This is a 1780 Antoine de Sartine map of Florida. The map depicts the region from Apalachee Bay to the Atlantic Ocean and from Cumberland Island to Havana, Cuba. Created for the French navy during the American Revolutionary War, a fairly high level of detail is present along the coastline. Depth soundings are indicated along the Atlantic coast and a decent distance from the Gulf coast of Florida. Cays, bays, capes, and rivers are labeled all along the coast, including the St. John's River, Tampa Bay, Cape Canaveral, and St. Joseph's Bay. Forts, European settlements, and Native American villages are also identified, such as St. Augustine. Many of the Florida Keys are labeled, including Dry Tortugas. Two notations north of Apalachee Bay comment on a fort that was built by the Spanish in 1719, and Fort Crevecoeur, which was apparently abandoned by the French in 1718. Three compass roses and rhumb lines are illustrated.
Publication HistoryThis map was created by Antoine de Sartine and published by the French Dépôt des Cartes et Plans de la Marine in 1780.
Antoine de Sartine (1729 - 1801) was a competent, ruthless, and extravagant figure who dominated Paris for nearly 15 years. Sartine was born in Barcelona, Spain, the son of French financier Antoine Sartine. Upon the death of his mother, young Antoine was sent to Paris to be educated in Law. Following his studies, Sartine purchased the commission of Criminal Lieutenant of Police and was subsequently ennobled. A favorite of the King, he was soon appointed Lieutenant General of Police in 1759. This effectively made him dominant local power in Paris. Despite his purchased commission, Sartine proved to be a competent and effective city administrator. Paris flourished under his care, he restored public buildings, founded schools, improved finances, and tempered police corruption. He was also head of the French Intelligence organization, at the time the envy of Europe, and reported daily to the King with all of the city's gossip and scandals. This earned him the 1775 commission of Secretary of State for the Navy and the honorific rank of Minister of State. Sartine proceeded to expand and advance the French navy in competition with England. His influence put the French in a position to aid the American Revolutionaries against the British at the close of the Revolutionary War. It was during his tenure as head of the French Navy that Sartine ordered the creation of numerous updated nautical charts. Sartine's expansion of the Navy was reconsidered and deplored for its depletion of the French national treasury. As a result he was dismissed with honors in 1780. Following his dismissal, M. Sartine remained in Paris until the outbreak of the French Revolution.

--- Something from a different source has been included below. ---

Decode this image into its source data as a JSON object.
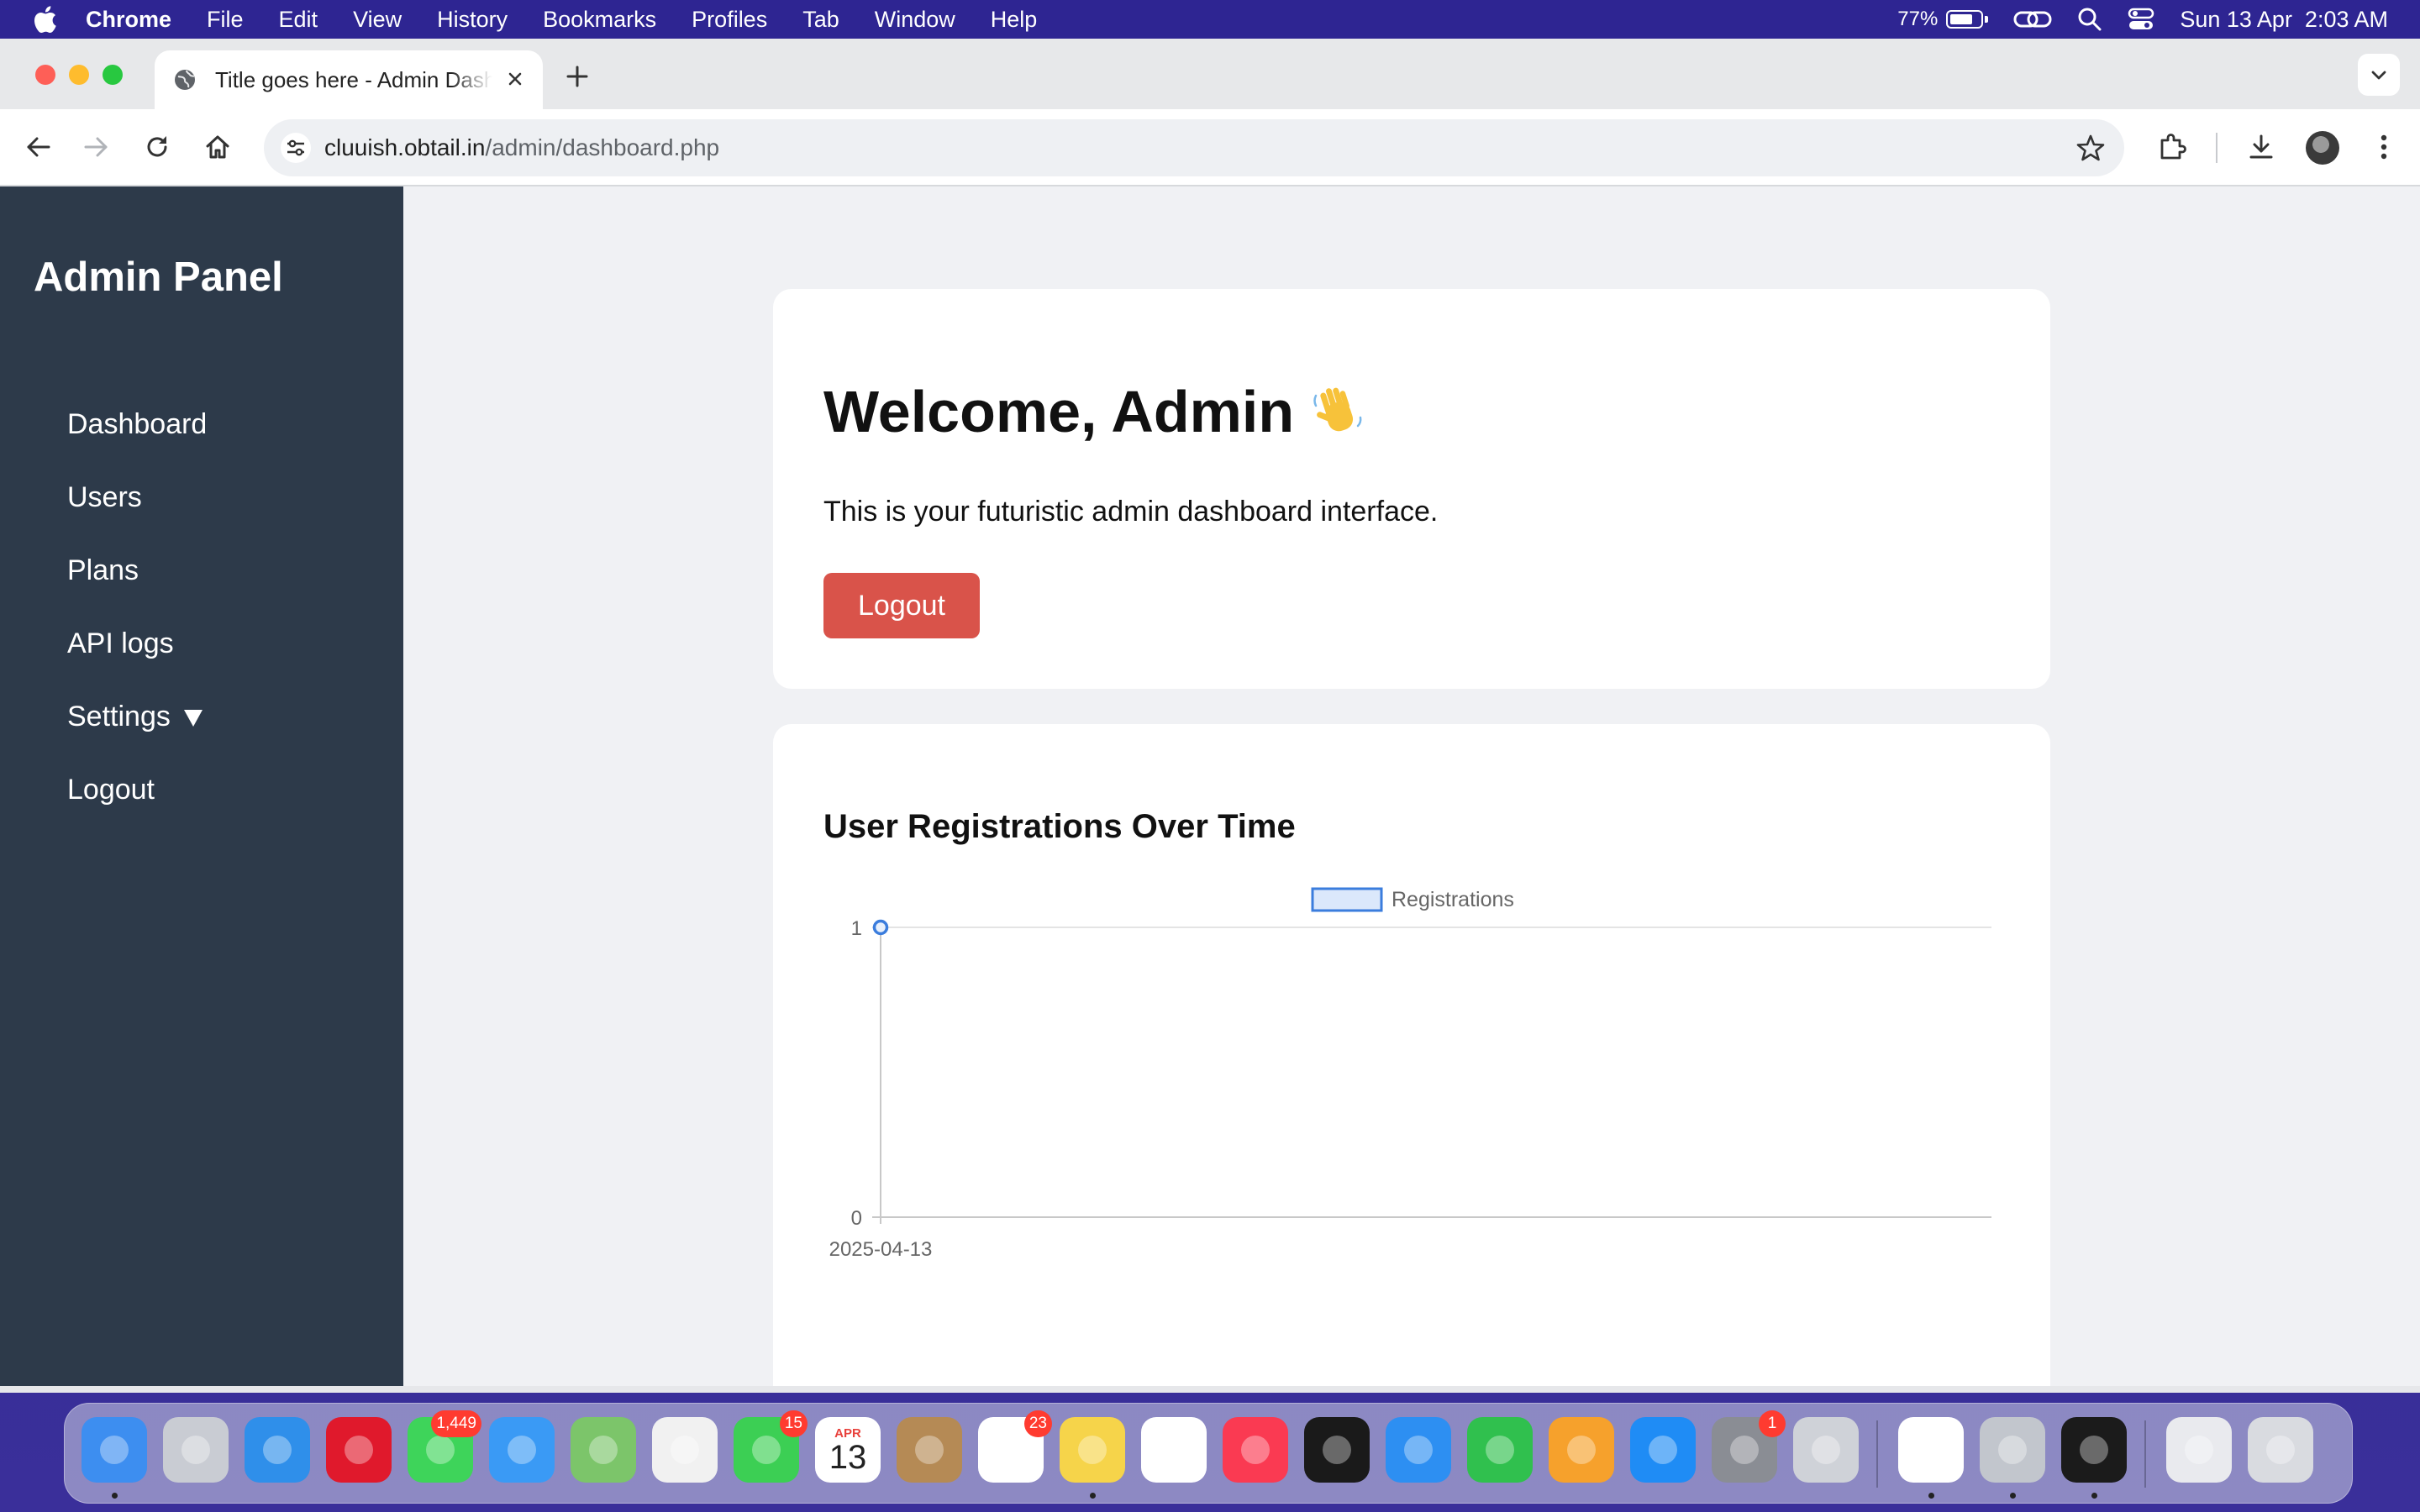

Unpopular with the French citizenry for his work as Police Lieutenant, he wisely fled to his childhood home of Barcelona, Spain. This no doubt saved his life as his son, who chose to stay behind, was shortly thereafter arrested and condemned to execution. Antoine de Sartine died in Tarragona, Spain in 1801.

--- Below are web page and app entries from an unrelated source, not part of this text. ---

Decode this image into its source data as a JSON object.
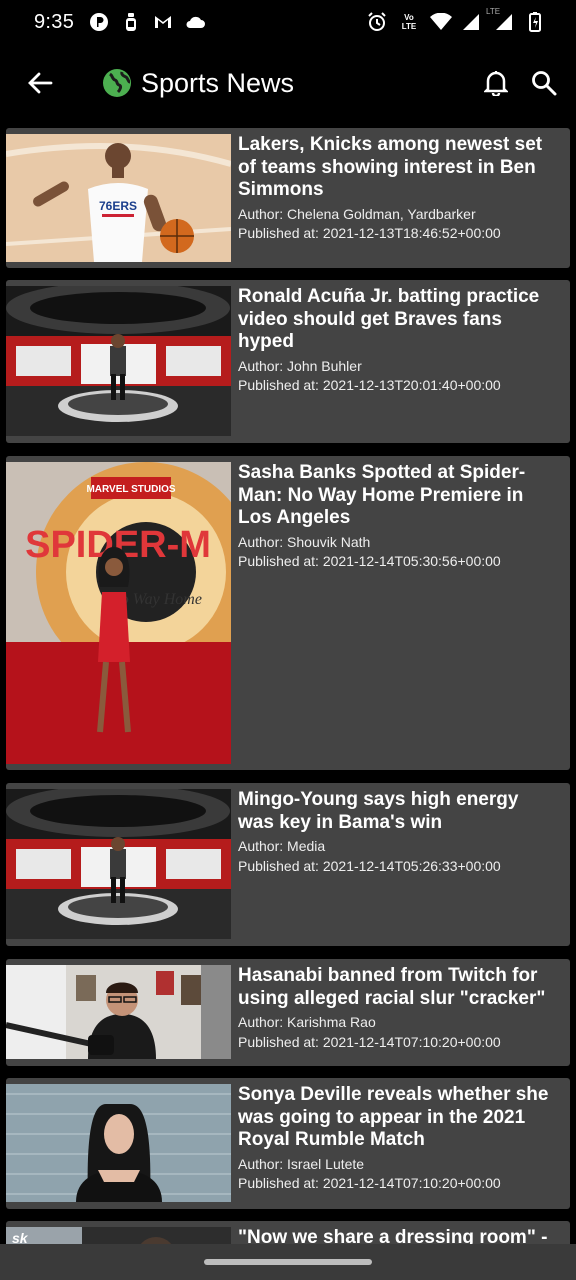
{
  "status_bar": {
    "time": "9:35",
    "left_icons": [
      "pinterest-icon",
      "bottle-icon",
      "gmail-icon",
      "cloud-icon"
    ],
    "right_icons": [
      "alarm-icon",
      "volte-icon",
      "wifi-icon",
      "signal-icon",
      "lte-signal-icon",
      "battery-icon"
    ],
    "volte_label": "Vo LTE",
    "lte_label": "LTE"
  },
  "app_bar": {
    "title": "Sports News",
    "accent_color": "#4caf50"
  },
  "articles": [
    {
      "title": "Lakers, Knicks among newest set of teams showing interest in Ben Simmons",
      "author": "Author: Chelena Goldman, Yardbarker",
      "published": "Published at: 2021-12-13T18:46:52+00:00",
      "jersey_text": "76ERS"
    },
    {
      "title": "Ronald Acuña Jr. batting practice video should get Braves fans hyped",
      "author": "Author: John Buhler",
      "published": "Published at: 2021-12-13T20:01:40+00:00"
    },
    {
      "title": "Sasha Banks Spotted at Spider-Man: No Way Home Premiere in Los Angeles",
      "author": "Author: Shouvik Nath",
      "published": "Published at: 2021-12-14T05:30:56+00:00",
      "poster_brand": "MARVEL STUDIOS",
      "poster_title": "SPIDER-M",
      "poster_sub": "No Way Home"
    },
    {
      "title": "Mingo-Young says high energy was key in Bama's win",
      "author": "Author: Media",
      "published": "Published at: 2021-12-14T05:26:33+00:00"
    },
    {
      "title": "Hasanabi banned from Twitch for using alleged racial slur \"cracker\"",
      "author": "Author: Karishma Rao",
      "published": "Published at: 2021-12-14T07:10:20+00:00"
    },
    {
      "title": "Sonya Deville reveals whether she was going to appear in the 2021 Royal Rumble Match",
      "author": "Author: Israel Lutete",
      "published": "Published at: 2021-12-14T07:10:20+00:00"
    },
    {
      "title": "\"Now we share a dressing room\" -",
      "thumb_text": "sk"
    }
  ]
}
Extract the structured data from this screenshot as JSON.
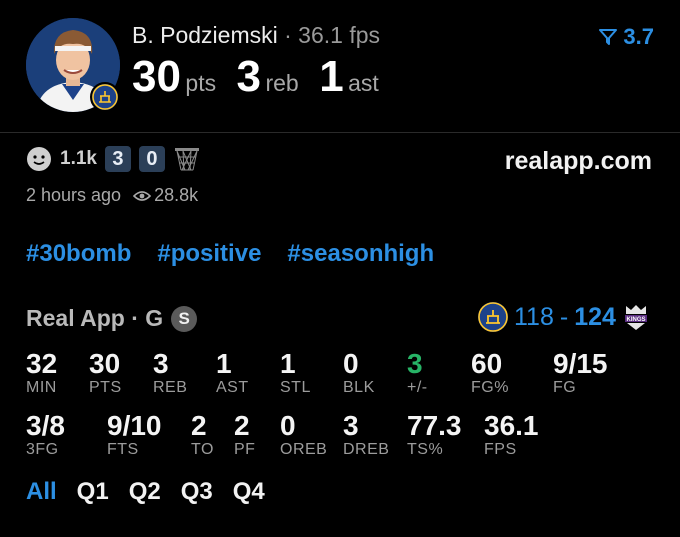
{
  "player": {
    "name": "B. Podziemski",
    "separator": "·",
    "fps_label": "36.1 fps",
    "avatar_icon": "player-headshot",
    "team_badge_icon": "warriors-logo"
  },
  "big_stats": [
    {
      "value": "30",
      "label": "pts"
    },
    {
      "value": "3",
      "label": "reb"
    },
    {
      "value": "1",
      "label": "ast"
    }
  ],
  "version": {
    "icon": "filter-funnel-icon",
    "value": "3.7"
  },
  "reactions": {
    "face_icon": "smiley-face-icon",
    "count": "1.1k",
    "box_a": "3",
    "box_b": "0",
    "hoop_icon": "basketball-net-icon"
  },
  "site": "realapp.com",
  "meta": {
    "time_ago": "2 hours ago",
    "views_icon": "eye-icon",
    "views": "28.8k"
  },
  "tags": [
    "#30bomb",
    "#positive",
    "#seasonhigh"
  ],
  "game": {
    "source": "Real App · G",
    "badge": "S",
    "home_score": "118",
    "dash": "-",
    "away_score": "124",
    "home_logo": "warriors-logo",
    "away_logo": "kings-logo",
    "away_logo_text": "KINGS"
  },
  "stats_row1": [
    {
      "value": "32",
      "key": "MIN"
    },
    {
      "value": "30",
      "key": "PTS"
    },
    {
      "value": "3",
      "key": "REB"
    },
    {
      "value": "1",
      "key": "AST"
    },
    {
      "value": "1",
      "key": "STL"
    },
    {
      "value": "0",
      "key": "BLK"
    },
    {
      "value": "3",
      "key": "+/-"
    },
    {
      "value": "60",
      "key": "FG%"
    },
    {
      "value": "9/15",
      "key": "FG"
    }
  ],
  "stats_row2": [
    {
      "value": "3/8",
      "key": "3FG"
    },
    {
      "value": "9/10",
      "key": "FTS"
    },
    {
      "value": "2",
      "key": "TO"
    },
    {
      "value": "2",
      "key": "PF"
    },
    {
      "value": "0",
      "key": "OREB"
    },
    {
      "value": "3",
      "key": "DREB"
    },
    {
      "value": "77.3",
      "key": "TS%"
    },
    {
      "value": "36.1",
      "key": "FPS"
    }
  ],
  "quarters": [
    "All",
    "Q1",
    "Q2",
    "Q3",
    "Q4"
  ],
  "colors": {
    "accent": "#2c8fe3",
    "positive": "#27b366",
    "background": "#000000"
  }
}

Dépôt des Cartes et Plans de la Marine (fl. 1720 - present), often called the Depot de Marine, was a French hydrographic mapping organization founded in 1720 under Charles-Hercule of Albert de Luynes (674-1734). Much like the U.S. Coast Survey, the British Admiralty, and the Spanish Deposito Hydrografico, the Depot was initiated as a storehouse and distribution center of existing nautical and marine charts. Eventually the depot initiated its own mapping activities in an attempt to improve and expand upon existing material. Some of the more prominent cartographers and hydrographers associated with the of Dépôt des Cartes were, Philippe Buache, Jacques-Nicholas Bellin, Giovanni Rizzi-Zannoni, Rigobert Bonne, and Jean Nicolas Buache.

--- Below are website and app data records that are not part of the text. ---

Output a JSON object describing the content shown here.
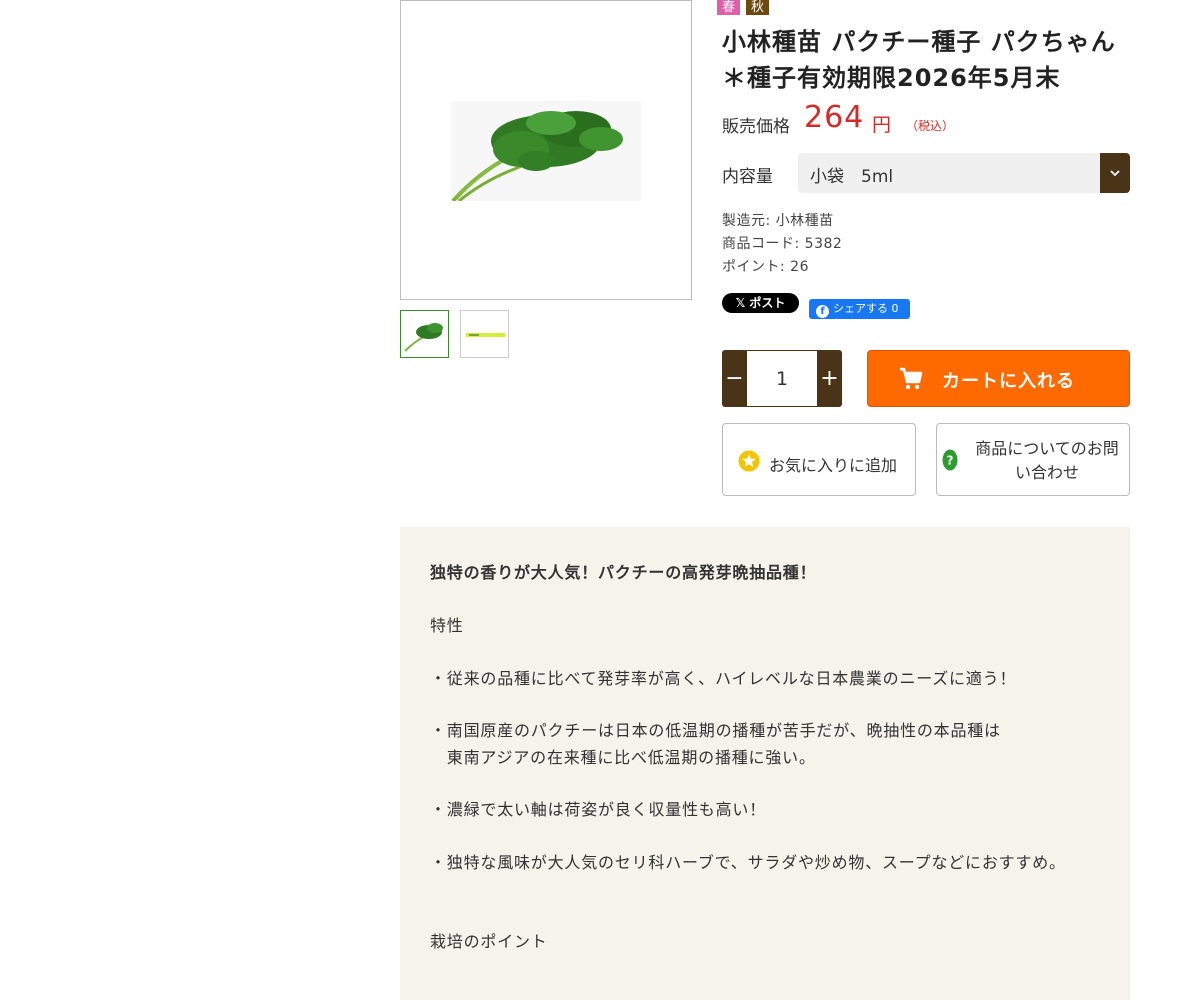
{
  "product": {
    "season_badges": [
      {
        "label": "春",
        "color": "#e060a8"
      },
      {
        "label": "秋",
        "color": "#6b4a10"
      }
    ],
    "title": "小林種苗 パクチー種子 パクちゃん ＊種子有効期限2026年5月末",
    "price": {
      "label": "販売価格",
      "value": "264",
      "unit": "円",
      "tax_note": "（税込）",
      "color": "#d42a2a"
    },
    "volume": {
      "label": "内容量",
      "selected": "小袋　5ml"
    },
    "meta": {
      "maker": "製造元: 小林種苗",
      "code": "商品コード: 5382",
      "points": "ポイント: 26"
    },
    "social": {
      "x_post": "ポスト",
      "fb_share": "シェアする 0"
    },
    "quantity": "1",
    "cart_button": "カートに入れる",
    "favorite_button": "お気に入りに追加",
    "inquiry_button": [
      "商品についてのお問",
      "い合わせ"
    ],
    "gallery": {
      "thumbnails": [
        "coriander-bunch-photo",
        "seed-packet-photo"
      ]
    }
  },
  "colors": {
    "accent_brown": "#4a3418",
    "cart_orange": "#ff6a00",
    "description_bg": "#f6f2ec"
  },
  "description": {
    "headline": "独特の香りが大人気！パクチーの高発芽晩抽品種！",
    "section1_title": "特性",
    "bullets": [
      "・従来の品種に比べて発芽率が高く、ハイレベルな日本農業のニーズに適う！",
      "・南国原産のパクチーは日本の低温期の播種が苦手だが、晩抽性の本品種は",
      "　東南アジアの在来種に比べ低温期の播種に強い。",
      "・濃緑で太い軸は荷姿が良く収量性も高い！",
      "・独特な風味が大人気のセリ科ハーブで、サラダや炒め物、スープなどにおすすめ。"
    ],
    "section2_title": "栽培のポイント"
  }
}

Very good. Even overall toning. Blank on verso.
Touchton Map Library L2011.070.043. LOC G3930 1780 .F7. OCLC 973333698.